Fighting short-termism by embracing purpose and all stakeholders.
By Martin Lipton
At the request of the World Economic Forum, together with a team of my Wachtell Lipton colleagues, I prepared “The New Paradigm: A Roadmap for an Implicit Corporate Governance Partnership between Corporations and Investors to Achieve Sustainable Long-Term Investment and Growth,” which was issued in September 2016.
The new paradigm conceives of corporate governance as a voluntary collaboration among corporations, shareholders, and other stakeholders to achieve sustainable long-term value and resist short-termism. It provides a roadmap for boards to demonstrate that they are providing thoughtful, engaged oversight and that management is diligently pursuing credible, long-term business strategies.
As part of that project, I sought to create a foundation for broad-based consensus and, accordingly, in the drafting stage I tested the new paradigm with a number of major corporations and incorporated the feedback we received. In addition, we took into account the published stewardship and engagement policies of the major index funds and institutional investors.
The new paradigm is attuned to the significant influence and role of asset managers and institutional investors, and urges them to embrace stewardship principles, reject activists, and provide the support and patience needed for companies to pursue long-term sustainable strategies. It posits that, while sometimes there may be differences of opinion and changes may be warranted, corporations and shareholders are almost always better served by working together on a collaborative basis than by doing battle or allowing an activist to interpose itself.
Since the time that I initially proposed the new paradigm, a number of developments have prompted me to reassess and revise this framework, with a view to further tailoring it as a middle-of-the-road approach and enhancing its usefulness as a private-sector solution to combat short-termism, while hopefully warding off a new round of politically driven and potentially misdirected governmental intervention.
We have now updated the new paradigm and my colleagues and I have prepared a new version outside the auspices of the World Economic Forum.
We have been mindful of the ever-expanding assortment of corporate governance frameworks, codes, and principles for boards and investors to consider, and have accordingly sought to integrate these frameworks with a view to offering the new paradigm as a comprehensive roadmap that could be adopted by all of the proponents of governance and stewardship guidelines.

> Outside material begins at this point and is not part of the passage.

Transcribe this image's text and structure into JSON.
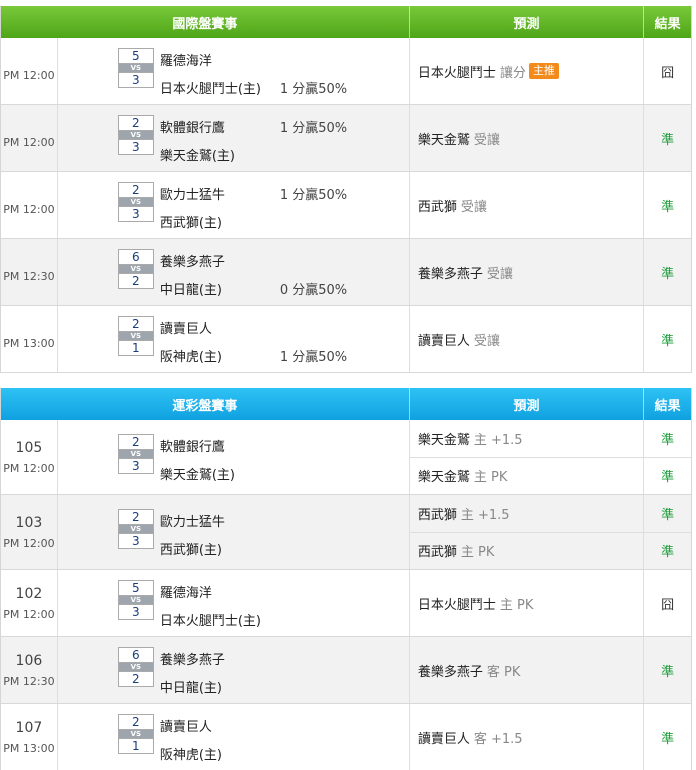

Corporations, asset managers, and institutional investors that embrace the new paradigm should endorse the efforts of the Investor Stewardship Group, Focusing Capital on the Long Term Global, the Coalition for Inclusive Capitalism, and similar organizations, to promote governance, stewardship and engagement principles consistent with the new paradigm. (See sidebar.)
No new legislation or new regulation is necessary to implement the new paradigm. Corporations, asset managers, and institutional investors can unilaterally announce their acceptance of and adherence to the principles of The New Paradigm.
Consistent with observations made by Chief Justice Leo Strine of the Supreme Court of Delaware, in his 2017 Yale Law Journal article, “Who Bleeds When the Wolf Bites?: A Flesh-and-Blood Perspective on Hedge Fund Activism and Our Strange Corporate Governance System,” from both a corporate law and a trust law standpoint the principles of the new paradigm are intended to achieve long-term growth in value while eschewing actions and policies that threaten future growth and value, or the franchise itself.
Adoption of and adherence to the principles of the new paradigm is consistent with the fiduciary duties of boards of directors to their corporations and shareholders, and of asset managers to investors and the underlying beneficiaries for whom they are acting.
The new paradigm does not solve all the problems that corporations will continue to face, including challenges stemming from technological disruption, globalization, social media, and political instability, but it does take a significant step toward enabling corporations to better realize their potential to be drivers of broad-based socioeconomic prosperity today and in the future.
And by curbing destructive short-term activism, the new paradigm will negate a drift towards state corporatism.
Martin Lipton is founding partner of Wachtell, Lipton, Rosen & Katz, specializing in mergers and acquisitions and corporate policy and strategy matters; and a Directors & Boards editorial advisory board member.